### The problem
Set it all down exactly, every record and every line.
===
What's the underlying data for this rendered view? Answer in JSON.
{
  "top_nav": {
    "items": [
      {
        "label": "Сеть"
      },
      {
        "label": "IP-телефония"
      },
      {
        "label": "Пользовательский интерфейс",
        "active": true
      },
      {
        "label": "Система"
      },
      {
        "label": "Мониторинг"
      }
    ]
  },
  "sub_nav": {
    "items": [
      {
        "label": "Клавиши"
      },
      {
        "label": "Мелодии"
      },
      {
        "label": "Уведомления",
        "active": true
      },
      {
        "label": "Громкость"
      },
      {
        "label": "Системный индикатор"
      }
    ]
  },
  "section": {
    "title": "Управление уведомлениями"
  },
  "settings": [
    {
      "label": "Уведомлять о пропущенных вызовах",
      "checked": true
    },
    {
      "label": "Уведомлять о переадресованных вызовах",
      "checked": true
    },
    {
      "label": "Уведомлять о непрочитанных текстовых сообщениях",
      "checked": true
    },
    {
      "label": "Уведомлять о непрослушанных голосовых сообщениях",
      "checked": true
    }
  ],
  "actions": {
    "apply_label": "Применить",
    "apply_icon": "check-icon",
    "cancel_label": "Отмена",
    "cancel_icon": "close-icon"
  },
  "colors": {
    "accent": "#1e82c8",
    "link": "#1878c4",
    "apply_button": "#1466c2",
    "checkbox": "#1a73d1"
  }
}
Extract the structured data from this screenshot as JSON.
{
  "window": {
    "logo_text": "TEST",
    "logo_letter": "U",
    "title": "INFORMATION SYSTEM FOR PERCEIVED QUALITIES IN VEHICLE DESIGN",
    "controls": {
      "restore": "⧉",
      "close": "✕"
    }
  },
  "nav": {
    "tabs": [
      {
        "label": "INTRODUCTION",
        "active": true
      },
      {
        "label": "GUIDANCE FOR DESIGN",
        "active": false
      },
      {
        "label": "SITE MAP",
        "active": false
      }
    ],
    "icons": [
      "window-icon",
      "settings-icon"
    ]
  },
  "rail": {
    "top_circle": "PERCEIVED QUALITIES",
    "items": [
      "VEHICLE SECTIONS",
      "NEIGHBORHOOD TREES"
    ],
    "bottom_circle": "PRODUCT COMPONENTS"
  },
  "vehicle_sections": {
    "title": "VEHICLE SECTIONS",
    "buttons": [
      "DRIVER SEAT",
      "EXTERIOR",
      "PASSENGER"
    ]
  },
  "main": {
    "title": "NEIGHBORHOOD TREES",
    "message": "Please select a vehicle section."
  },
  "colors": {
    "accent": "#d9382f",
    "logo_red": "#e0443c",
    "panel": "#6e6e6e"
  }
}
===
### Solution to this exercise
What's the underlying data for this rendered view? Answer in JSON.
{
  "top_nav": {
    "items": [
      {
        "label": "Сеть"
      },
      {
        "label": "IP-телефония"
      },
      {
        "label": "Пользовательский интерфейс",
        "active": true
      },
      {
        "label": "Система"
      },
      {
        "label": "Мониторинг"
      }
    ]
  },
  "sub_nav": {
    "items": [
      {
        "label": "Клавиши"
      },
      {
        "label": "Мелодии"
      },
      {
        "label": "Уведомления",
        "active": true
      },
      {
        "label": "Громкость"
      },
      {
        "label": "Системный индикатор"
      }
    ]
  },
  "section": {
    "title": "Управление уведомлениями"
  },
  "settings": [
    {
      "label": "Уведомлять о пропущенных вызовах",
      "checked": true
    },
    {
      "label": "Уведомлять о переадресованных вызовах",
      "checked": true
    },
    {
      "label": "Уведомлять о непрочитанных текстовых сообщениях",
      "checked": true
    },
    {
      "label": "Уведомлять о непрослушанных голосовых сообщениях",
      "checked": true
    }
  ],
  "actions": {
    "apply_label": "Применить",
    "apply_icon": "check-icon",
    "cancel_label": "Отмена",
    "cancel_icon": "close-icon"
  },
  "colors": {
    "accent": "#1e82c8",
    "link": "#1878c4",
    "apply_button": "#1466c2",
    "checkbox": "#1a73d1"
  }
}
Extract the structured data from this screenshot as JSON.
{
  "window": {
    "logo_text": "TEST",
    "logo_letter": "U",
    "title": "INFORMATION SYSTEM FOR PERCEIVED QUALITIES IN VEHICLE DESIGN",
    "controls": {
      "restore": "⧉",
      "close": "✕"
    }
  },
  "nav": {
    "tabs": [
      {
        "label": "INTRODUCTION",
        "active": true
      },
      {
        "label": "GUIDANCE FOR DESIGN",
        "active": false
      },
      {
        "label": "SITE MAP",
        "active": false
      }
    ],
    "icons": [
      "window-icon",
      "settings-icon"
    ]
  },
  "rail": {
    "top_circle": "PERCEIVED QUALITIES",
    "items": [
      "VEHICLE SECTIONS",
      "NEIGHBORHOOD TREES"
    ],
    "bottom_circle": "PRODUCT COMPONENTS"
  },
  "vehicle_sections": {
    "title": "VEHICLE SECTIONS",
    "buttons": [
      "DRIVER SEAT",
      "EXTERIOR",
      "PASSENGER"
    ]
  },
  "main": {
    "title": "NEIGHBORHOOD TREES",
    "message": "Please select a vehicle section."
  },
  "colors": {
    "accent": "#d9382f",
    "logo_red": "#e0443c",
    "panel": "#6e6e6e"
  }
}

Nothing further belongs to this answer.